.XXX Puzzle Pieces Start to Come Together: And the Picture is Ugly

Americans who worried about governments somehow "running" the Internet through the United Nations failed to see the Trojan Horses that were rolled into ICANN's structure in 1998: the Governmental "Advisory" Committee and the special US Government powers over ICANN. The attempt by the US Commerce Department to "recall" the delegation of .xxx to ICM Registry due to pressure from deluded right-wing groups in the US who think that it will add to pornography on the Internet is a major inflection point in the history of ICANN, and could represent the beginning of the end of its private sector/civil society based model of governance. more»

The Ultimate Solution to Internet Governance: Let ITU and ICANN compete

Controversies over ICANN led to the creation of the Working Group on Internet Governance, but so far there have been few specific proposals for change. The Internet Governance Project has entered that breach with a new policy paper: "What to Do About ICANN: A Proposal for Structural Reform." The proposal, by Hans Klein and myself, proposes three clean, clear but probably controversial solutions to the criticisms that have been made of ICANN. more»

NTIA Nixes Privacy Protection in Whois

Many registrars have gotten complacent about reforming the Whois-Privacy relationship. After all, they can sell additional privacy protection to their subscribers for an extra $5-10. Seems like a perfect "market oriented" interim solution, as the so-called "bottom up" policy development process of ICANN figures out how to provide tiered access. Not so fast. more»

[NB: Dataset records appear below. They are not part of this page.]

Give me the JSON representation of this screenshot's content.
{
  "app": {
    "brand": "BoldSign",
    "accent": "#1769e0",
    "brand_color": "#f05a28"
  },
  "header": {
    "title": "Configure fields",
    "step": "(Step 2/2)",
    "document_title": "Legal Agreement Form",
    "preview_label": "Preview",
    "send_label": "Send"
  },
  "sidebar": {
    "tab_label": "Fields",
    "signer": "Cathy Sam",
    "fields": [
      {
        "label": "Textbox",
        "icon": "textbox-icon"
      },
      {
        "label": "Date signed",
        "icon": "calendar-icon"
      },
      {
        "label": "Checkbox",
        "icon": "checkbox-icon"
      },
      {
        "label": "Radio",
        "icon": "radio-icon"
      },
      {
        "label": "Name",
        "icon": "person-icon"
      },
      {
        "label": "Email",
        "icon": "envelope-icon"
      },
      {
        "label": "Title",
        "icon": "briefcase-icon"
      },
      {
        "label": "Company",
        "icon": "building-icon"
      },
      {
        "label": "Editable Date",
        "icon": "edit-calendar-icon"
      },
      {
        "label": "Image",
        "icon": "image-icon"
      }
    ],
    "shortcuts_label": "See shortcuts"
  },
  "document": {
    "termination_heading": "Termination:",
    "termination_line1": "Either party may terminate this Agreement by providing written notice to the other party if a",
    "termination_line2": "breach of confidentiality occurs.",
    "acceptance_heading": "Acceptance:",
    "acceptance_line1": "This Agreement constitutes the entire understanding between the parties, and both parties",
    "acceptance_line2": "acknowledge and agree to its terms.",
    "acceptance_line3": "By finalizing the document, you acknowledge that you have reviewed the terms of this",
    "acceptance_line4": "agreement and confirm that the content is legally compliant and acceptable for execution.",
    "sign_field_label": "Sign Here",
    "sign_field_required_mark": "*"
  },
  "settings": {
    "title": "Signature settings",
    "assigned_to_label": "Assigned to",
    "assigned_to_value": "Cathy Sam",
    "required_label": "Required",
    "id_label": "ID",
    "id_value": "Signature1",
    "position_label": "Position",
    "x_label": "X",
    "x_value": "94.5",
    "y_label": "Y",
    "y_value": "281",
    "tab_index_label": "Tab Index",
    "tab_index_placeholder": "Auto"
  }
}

NCUC Group Releases Nominations

The Noncommercial Users Constituency (NCUC) is the constituency group representing civil society organizations in the formation of domain name policy. In August 2004 it initiated a process to nominate people to serve on the UN Secretary-General's Working Group on Internet Governance, as representatives of civil society. Our purpose was to assist the Secretary-General to identify qualified and widely-supported individuals capable of serving on the WGIG on behalf of civil society. more»

As WGIG forms, Ideas about Defining its Scope Circulate

The Internet Governance Project (IGP) issued a set of reports analyzing the current "state of play" in Internet governance. The reports were commissioned by the United Nations ICT Task Force as an input into the deliberations of the UN Secretary-General's Working Group on Internet Governance (WGIG). The report identifies the international organizations and agreements affecting the Internet, and points out where there are conflicts and gaps. It also takes on the thorny task of defining what exactly is the "Internet" and what falls within the scope of "Internet governance" for the purposes of the WGIG deliberations.  more»